Case in point: at the Region Rising conference – an event whose keynote speaker’s life’s work revolves around studying the creative class – a former colleague looked at me and asked incredulously, “What are you doing here?”
It’s a great question. What am I doing here? What are any of us doing here?
Well, I’ll tell you: some of us are creating spectacular events, while others are sitting in a room writing music. Some of us are taking on huge public art projects, while others perfect the designs of a jewelry line in a small home studio. Some of us don’t have a visual representation of our contribution to the community at all. Some of us are simply working from coffee shops or co-working spaces, whether we’re at home or on the road.
Yet, we all have to live and work somewhere – even if just for a short time. I’ve chosen the Sacramento region as my home base. It’s an easy place to love, yet I’d like to urge every Sacramentan to take note of the different ways your creative community is making Sacramento a better place and show your appreciation for their contributions.
We, as a community, need to start supporting the people who make our city great – whether they create a big, flashy, beautiful spectacle or they work quietly at their craft, and whether they’ve lived here since birth or they’ve just arrived. I commend The Bee for taking a chance by reaching out to creatives who might just have something to say.

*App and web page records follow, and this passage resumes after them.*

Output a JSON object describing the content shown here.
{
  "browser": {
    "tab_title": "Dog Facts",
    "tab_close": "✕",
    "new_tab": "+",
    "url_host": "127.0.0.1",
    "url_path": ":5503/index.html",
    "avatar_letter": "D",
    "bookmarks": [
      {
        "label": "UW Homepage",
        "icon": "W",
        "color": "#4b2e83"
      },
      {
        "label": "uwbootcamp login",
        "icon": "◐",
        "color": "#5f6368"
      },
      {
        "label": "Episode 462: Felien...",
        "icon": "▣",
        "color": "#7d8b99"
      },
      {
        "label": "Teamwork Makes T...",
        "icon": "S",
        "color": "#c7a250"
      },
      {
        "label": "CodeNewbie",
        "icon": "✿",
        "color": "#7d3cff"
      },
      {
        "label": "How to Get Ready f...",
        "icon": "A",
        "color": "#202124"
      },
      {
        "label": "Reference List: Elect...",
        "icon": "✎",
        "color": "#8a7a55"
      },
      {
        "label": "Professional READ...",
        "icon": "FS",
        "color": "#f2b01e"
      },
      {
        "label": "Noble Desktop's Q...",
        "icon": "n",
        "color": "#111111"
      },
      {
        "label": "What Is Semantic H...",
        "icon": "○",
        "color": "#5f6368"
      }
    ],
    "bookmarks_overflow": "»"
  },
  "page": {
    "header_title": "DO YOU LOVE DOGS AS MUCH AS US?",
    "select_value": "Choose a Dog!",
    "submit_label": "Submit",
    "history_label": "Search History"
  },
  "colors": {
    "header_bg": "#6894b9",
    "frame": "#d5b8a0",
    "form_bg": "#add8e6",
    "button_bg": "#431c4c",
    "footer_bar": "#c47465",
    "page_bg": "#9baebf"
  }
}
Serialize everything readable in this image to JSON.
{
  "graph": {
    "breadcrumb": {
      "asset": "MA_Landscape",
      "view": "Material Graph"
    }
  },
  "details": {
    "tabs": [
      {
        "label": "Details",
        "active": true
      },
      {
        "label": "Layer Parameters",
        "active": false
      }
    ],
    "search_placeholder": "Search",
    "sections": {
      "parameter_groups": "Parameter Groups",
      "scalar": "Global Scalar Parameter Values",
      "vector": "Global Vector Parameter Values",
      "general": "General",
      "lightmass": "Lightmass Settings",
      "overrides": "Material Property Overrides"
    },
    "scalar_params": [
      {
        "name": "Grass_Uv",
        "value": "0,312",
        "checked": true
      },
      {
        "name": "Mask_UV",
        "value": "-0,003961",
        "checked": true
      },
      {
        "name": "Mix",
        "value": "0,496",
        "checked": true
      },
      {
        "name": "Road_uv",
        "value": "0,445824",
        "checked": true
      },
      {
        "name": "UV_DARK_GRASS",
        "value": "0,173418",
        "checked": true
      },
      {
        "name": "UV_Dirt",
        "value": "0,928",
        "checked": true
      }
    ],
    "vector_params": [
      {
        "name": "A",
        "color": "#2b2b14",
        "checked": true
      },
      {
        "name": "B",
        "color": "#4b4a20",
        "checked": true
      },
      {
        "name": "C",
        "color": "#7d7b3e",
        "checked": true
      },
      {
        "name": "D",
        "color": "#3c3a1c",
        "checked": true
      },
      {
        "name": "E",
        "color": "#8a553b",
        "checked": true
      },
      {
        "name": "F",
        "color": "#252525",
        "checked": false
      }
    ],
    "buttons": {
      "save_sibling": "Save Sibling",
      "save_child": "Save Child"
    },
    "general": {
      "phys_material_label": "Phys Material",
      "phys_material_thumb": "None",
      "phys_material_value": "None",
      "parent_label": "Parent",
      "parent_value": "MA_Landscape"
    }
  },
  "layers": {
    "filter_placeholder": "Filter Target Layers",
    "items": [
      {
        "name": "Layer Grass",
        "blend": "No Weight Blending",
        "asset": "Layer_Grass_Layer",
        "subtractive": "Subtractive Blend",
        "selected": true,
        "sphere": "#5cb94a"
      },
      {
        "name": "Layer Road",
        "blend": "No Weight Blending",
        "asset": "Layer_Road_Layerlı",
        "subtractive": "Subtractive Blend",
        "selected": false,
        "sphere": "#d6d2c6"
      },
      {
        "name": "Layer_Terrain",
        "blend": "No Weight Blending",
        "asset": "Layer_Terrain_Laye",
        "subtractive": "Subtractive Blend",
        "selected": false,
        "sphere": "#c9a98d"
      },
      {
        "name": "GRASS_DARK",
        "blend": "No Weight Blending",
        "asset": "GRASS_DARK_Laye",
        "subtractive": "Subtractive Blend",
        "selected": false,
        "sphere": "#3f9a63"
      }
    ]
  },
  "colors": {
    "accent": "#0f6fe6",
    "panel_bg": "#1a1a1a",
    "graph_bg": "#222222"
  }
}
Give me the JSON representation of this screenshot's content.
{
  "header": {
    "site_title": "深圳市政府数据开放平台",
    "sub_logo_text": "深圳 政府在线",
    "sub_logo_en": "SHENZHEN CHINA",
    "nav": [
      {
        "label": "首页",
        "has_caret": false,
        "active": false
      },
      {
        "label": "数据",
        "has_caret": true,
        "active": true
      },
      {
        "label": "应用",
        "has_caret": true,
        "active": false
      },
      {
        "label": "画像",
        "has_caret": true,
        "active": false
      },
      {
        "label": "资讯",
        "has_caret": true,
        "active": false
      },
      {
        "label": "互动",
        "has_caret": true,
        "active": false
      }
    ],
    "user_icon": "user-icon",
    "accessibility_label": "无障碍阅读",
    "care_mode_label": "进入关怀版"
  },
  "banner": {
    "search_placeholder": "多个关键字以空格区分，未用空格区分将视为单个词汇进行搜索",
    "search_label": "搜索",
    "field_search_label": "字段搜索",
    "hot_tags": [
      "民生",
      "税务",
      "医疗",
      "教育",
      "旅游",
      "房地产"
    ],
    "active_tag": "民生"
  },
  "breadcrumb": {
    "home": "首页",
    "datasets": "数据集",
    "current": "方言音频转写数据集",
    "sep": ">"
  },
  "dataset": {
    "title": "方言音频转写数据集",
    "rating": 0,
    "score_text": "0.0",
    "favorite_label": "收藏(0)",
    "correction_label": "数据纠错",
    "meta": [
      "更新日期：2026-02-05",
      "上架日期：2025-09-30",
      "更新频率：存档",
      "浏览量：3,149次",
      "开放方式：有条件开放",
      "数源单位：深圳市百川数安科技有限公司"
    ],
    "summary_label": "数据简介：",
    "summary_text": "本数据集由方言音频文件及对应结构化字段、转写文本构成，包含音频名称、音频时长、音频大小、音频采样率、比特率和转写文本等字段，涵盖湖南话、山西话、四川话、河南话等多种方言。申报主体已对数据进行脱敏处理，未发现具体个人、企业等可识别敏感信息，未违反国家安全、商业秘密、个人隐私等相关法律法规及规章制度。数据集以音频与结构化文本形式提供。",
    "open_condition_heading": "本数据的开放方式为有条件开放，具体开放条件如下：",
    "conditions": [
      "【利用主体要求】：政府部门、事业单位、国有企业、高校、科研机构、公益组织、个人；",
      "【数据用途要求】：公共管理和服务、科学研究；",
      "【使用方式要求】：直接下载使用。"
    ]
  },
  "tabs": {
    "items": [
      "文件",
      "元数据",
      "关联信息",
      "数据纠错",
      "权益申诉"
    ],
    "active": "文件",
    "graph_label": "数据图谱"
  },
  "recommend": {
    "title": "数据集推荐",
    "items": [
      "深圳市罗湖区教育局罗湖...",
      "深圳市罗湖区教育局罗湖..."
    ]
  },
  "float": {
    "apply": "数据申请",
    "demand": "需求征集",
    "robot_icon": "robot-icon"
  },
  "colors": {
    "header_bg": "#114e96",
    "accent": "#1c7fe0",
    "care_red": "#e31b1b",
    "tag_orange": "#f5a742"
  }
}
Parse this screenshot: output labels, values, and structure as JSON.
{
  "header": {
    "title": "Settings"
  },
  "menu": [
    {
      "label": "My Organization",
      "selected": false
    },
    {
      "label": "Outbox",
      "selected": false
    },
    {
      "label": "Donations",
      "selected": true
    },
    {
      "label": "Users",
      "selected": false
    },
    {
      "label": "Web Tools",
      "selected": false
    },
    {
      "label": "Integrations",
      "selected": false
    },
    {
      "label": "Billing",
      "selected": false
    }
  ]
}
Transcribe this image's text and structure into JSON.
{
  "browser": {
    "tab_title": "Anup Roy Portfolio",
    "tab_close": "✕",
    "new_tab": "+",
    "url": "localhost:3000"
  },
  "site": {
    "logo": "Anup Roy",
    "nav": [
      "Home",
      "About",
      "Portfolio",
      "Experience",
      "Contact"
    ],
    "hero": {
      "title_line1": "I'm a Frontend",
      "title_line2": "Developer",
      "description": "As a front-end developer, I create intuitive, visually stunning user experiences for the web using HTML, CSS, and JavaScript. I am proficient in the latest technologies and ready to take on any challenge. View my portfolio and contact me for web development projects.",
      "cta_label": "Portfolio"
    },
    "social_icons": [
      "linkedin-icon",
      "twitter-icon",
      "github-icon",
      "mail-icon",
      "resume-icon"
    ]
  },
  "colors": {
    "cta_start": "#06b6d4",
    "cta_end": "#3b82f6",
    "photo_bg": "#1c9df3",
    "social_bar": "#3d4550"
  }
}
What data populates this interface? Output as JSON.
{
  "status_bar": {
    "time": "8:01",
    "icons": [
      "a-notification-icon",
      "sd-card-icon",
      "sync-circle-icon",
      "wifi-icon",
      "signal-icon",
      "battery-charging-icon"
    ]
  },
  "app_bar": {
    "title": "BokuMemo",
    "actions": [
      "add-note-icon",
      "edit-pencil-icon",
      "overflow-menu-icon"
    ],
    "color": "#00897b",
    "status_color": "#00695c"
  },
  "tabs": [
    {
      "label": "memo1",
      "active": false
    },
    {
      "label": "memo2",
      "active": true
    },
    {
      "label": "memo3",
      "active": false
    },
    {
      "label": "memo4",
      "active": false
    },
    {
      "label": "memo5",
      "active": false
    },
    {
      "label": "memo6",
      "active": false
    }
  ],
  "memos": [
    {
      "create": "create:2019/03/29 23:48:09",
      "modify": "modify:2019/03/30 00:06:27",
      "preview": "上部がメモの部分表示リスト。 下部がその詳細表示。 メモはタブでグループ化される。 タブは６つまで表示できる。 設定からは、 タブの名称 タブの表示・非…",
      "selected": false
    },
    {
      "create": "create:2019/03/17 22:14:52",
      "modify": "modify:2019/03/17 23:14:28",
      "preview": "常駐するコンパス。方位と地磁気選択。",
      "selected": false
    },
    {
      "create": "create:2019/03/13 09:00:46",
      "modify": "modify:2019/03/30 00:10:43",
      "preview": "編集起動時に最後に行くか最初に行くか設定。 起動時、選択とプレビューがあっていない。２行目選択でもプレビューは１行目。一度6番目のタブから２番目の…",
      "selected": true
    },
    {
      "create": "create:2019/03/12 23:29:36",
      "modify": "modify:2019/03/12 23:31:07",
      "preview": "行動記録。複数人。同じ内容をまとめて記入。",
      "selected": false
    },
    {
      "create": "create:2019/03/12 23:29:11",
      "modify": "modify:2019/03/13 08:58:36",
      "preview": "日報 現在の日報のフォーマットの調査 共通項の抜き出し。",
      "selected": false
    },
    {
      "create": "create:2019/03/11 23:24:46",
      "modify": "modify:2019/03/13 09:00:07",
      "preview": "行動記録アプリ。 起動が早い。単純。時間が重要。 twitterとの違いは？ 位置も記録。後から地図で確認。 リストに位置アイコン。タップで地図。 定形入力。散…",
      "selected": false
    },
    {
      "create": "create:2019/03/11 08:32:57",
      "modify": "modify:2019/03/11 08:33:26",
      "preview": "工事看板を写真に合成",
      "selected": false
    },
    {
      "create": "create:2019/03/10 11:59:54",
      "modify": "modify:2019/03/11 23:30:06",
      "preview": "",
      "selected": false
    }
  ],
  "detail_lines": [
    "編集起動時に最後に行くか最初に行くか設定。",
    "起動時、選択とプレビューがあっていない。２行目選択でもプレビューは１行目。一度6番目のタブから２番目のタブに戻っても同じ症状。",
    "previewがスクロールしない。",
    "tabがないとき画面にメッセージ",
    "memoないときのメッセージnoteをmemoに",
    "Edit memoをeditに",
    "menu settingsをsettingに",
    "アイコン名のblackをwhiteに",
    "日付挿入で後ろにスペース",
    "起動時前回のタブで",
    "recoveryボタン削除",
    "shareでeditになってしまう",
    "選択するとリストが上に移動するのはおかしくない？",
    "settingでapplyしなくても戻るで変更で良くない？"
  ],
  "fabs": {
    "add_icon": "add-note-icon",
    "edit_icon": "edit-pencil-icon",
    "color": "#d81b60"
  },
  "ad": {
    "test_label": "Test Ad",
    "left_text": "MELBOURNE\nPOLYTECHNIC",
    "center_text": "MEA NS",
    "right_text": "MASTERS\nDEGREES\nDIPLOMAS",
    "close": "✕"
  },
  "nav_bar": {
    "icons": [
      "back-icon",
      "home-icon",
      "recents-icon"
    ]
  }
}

I may not have all of the answers, but I do have an idea of where to start. Let’s buy art from those creating around us, subscribe to outlets and publications that tell the stories of this region and beyond, fund projects by those trying to do big things, share the work of those we admire, attend events and highlight those doing great work.
It’s easier than you think and often comes down to participation, support, inclusivity, humility and generosity. Those values and actions are abundant, they stick around, and they can define a community. It’s about time we allow those values to define us.
Jennifer E. Snyder is a writer and a podcast host who lives in West Sacramento. Visit her website at jenniferesnyder.com.
Jennifer E. Snyder
- Since graduating with a degree in English literature from California State University, Sacramento, Jennifer has created written, visual and audio content for organizations, publications, websites, podcasts, apps and blogs.
- She launched the Creating Your Own Path podcast in an effort to share the stories and common experiences of those working in various creative industries.
- As a rule, she believes in dabbling, trying new things, getting comfortable with being uncomfortable and learning from others.
- When she’s not working, Jennifer can be found traveling, hiking and exploring Sacramento with her husband and two dogs.